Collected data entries
'''

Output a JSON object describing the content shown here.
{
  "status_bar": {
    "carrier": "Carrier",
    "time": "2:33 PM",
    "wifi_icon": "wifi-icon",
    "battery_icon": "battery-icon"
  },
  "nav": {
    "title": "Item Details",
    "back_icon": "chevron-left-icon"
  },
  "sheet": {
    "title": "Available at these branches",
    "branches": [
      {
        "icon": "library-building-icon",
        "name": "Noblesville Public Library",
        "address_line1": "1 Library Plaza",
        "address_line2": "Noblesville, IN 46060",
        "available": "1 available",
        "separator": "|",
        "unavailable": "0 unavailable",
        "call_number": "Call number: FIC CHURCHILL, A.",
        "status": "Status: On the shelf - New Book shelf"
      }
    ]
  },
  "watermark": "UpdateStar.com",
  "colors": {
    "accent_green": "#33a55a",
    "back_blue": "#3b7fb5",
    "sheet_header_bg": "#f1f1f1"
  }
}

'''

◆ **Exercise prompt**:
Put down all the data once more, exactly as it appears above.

◆ **The completed task**:
Output a JSON object describing the content shown here.
{
  "status_bar": {
    "carrier": "Carrier",
    "time": "2:33 PM",
    "wifi_icon": "wifi-icon",
    "battery_icon": "battery-icon"
  },
  "nav": {
    "title": "Item Details",
    "back_icon": "chevron-left-icon"
  },
  "sheet": {
    "title": "Available at these branches",
    "branches": [
      {
        "icon": "library-building-icon",
        "name": "Noblesville Public Library",
        "address_line1": "1 Library Plaza",
        "address_line2": "Noblesville, IN 46060",
        "available": "1 available",
        "separator": "|",
        "unavailable": "0 unavailable",
        "call_number": "Call number: FIC CHURCHILL, A.",
        "status": "Status: On the shelf - New Book shelf"
      }
    ]
  },
  "watermark": "UpdateStar.com",
  "colors": {
    "accent_green": "#33a55a",
    "back_blue": "#3b7fb5",
    "sheet_header_bg": "#f1f1f1"
  }
}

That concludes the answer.